In the middle of writing this article about the importance of women in the workplace, the SEA results came out and the top three places were attained by girls. So, first allow me to congratulate Ameerah, Anjaana and Sushmita for achieving top places in 2020 SEA examination. Great work! Also, CNN announced that a 14-year-old girl won 3M’s Young Scientist Challenge that could lead to a covid19 cure, and her next goal, she said, is to work alongside scientists to fight the pandemic.
The achievement of these girls warmed my heart because I know that they are entering a world of endless opportunities, because of the many challenges and hard work women in the past had to endure, overcome, and conquer.
These events caused me to assess the past trends and history regarding the continual, increasing role women are now playing as we develop our societal systems and infrastructure, and I dare say that we are much better off because of this.
I also offer my excitement, as I have a granddaughter, who should now have the same chance as her male counterparts to succeed in whichever career path she takes. This article is by no means an attempt to downplay or ignore the fact that our women are at times victims of institutional sexism, sexual harassment, or bullying, which I have written about extensively in the past.
Many have claimed what is happening is role reversals in schools and the workplace, as women are achieving the top grades in our academic systems and now, more than ever, are attaining key high-level positions in the workplace. This I would say is finally a “levelling” of the societal playing field as it were, and I wonder if these developments are responses to changes in our environment or the stimulus for changes yet to come?
Now that we have an increased number of women in the workplace, across all classifications, at technical, leadership or professional levels, I find there is more balance when compared to the formerly male - environment.
Let us look at, for example, the profession of human resource management. Over the past 15 to 20 years, this professional discipline has become increasingly dominated by women. I, therefore, contend that women tend to be better suited for the lead roles in HR management departments given their innate skills, intuition, and other emotional intelligence attributes that we men often lack. In many ways the emergence of women leaders in human resource management has helped the development of the profession, particularly, in the areas where relationship management and organising skills are critical.
The workplace as an organisation is a type of organism, one that consists of interdependent parts which easily morphs into a complex adaptive system. It is unarguable that organisms change, and adapt, according to their environment. In order, therefore, for an organisation to grow and develop, it must not only conquer its environment but must be flexible enough to adapt to the inevitable and continuous challenge of change.
Those changes may be driven by the increased availability of skilled women in the labour force due to their academic achievements, which inevitably resulted in their increasing numbers and roles the workplace as engineers, labourers, mechanics, CFOs etc. At the same time this was occurring, male academic performance, and consequently their workplace domination, was eroding. This is a good thing because, in hindsight, as workplace needs and expectations change, the balance that women add helps to alleviate some of the workplace challenges. Let me explain using the scientific difference between men and women.

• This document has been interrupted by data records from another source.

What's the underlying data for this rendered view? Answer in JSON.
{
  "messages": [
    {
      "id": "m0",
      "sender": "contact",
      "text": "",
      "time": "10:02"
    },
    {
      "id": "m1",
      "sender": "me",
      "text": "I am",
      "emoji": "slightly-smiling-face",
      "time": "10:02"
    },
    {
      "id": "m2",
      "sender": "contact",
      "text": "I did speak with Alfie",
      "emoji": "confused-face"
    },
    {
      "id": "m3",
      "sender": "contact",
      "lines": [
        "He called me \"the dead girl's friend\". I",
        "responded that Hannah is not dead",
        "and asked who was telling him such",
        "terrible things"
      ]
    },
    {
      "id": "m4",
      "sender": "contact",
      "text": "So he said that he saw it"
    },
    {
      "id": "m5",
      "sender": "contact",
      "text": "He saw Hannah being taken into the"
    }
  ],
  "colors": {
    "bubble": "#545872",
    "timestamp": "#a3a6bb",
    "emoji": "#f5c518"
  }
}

Firstly, let me offer a general disclaimer as like many other behavioural studies do. Science is never 100 per cent accurate but results often reflect a high degree of likelihood. According to behavioural studies, there are several areas where men differ from women. It is believed that men are action-oriented, analytical, offer fight or flight responses, and have an innate interest in things. Studies suggest that women are more interested in people, have a whole brain perspective and are feeling-oriented and empathetic. I am sure you have previously heard about left-brain vs right-brain orientation.
There are also studies on the effects of chromosomes that we are born with, and the hormones that drive behaviours and responses. Truth be told, while I am offering these differences based on science, I am not sure if I accept this 100 per cent. As with everything else we continue to evolve (even our brains) because of our changing environment.
What does that information have to do with the workplace, you might ask, and why is it important to understand?
To bring wholeness to any area of professional endeavour we not only need the male-dominated mechanics of how things work, and the desire to innovate, but we need the female drive and intuition in the identification and solving of problems. We need more empathy and emotional intelligence in leadership. When the male action-oriented brain kicks in, the workplace needs the intuition and examination of consequences, as to how the proposed action/item will affect nature, the society etc.
I have concluded that the role reversal phenomenon we have been experiencing for almost two decades is, indeed, a response to the needs of our environment within the workplace and the wider society. Women are no longer seen as the weaker sex as it is well established that they are equal to triple tasks of workplace proficiency, household management and community leadership.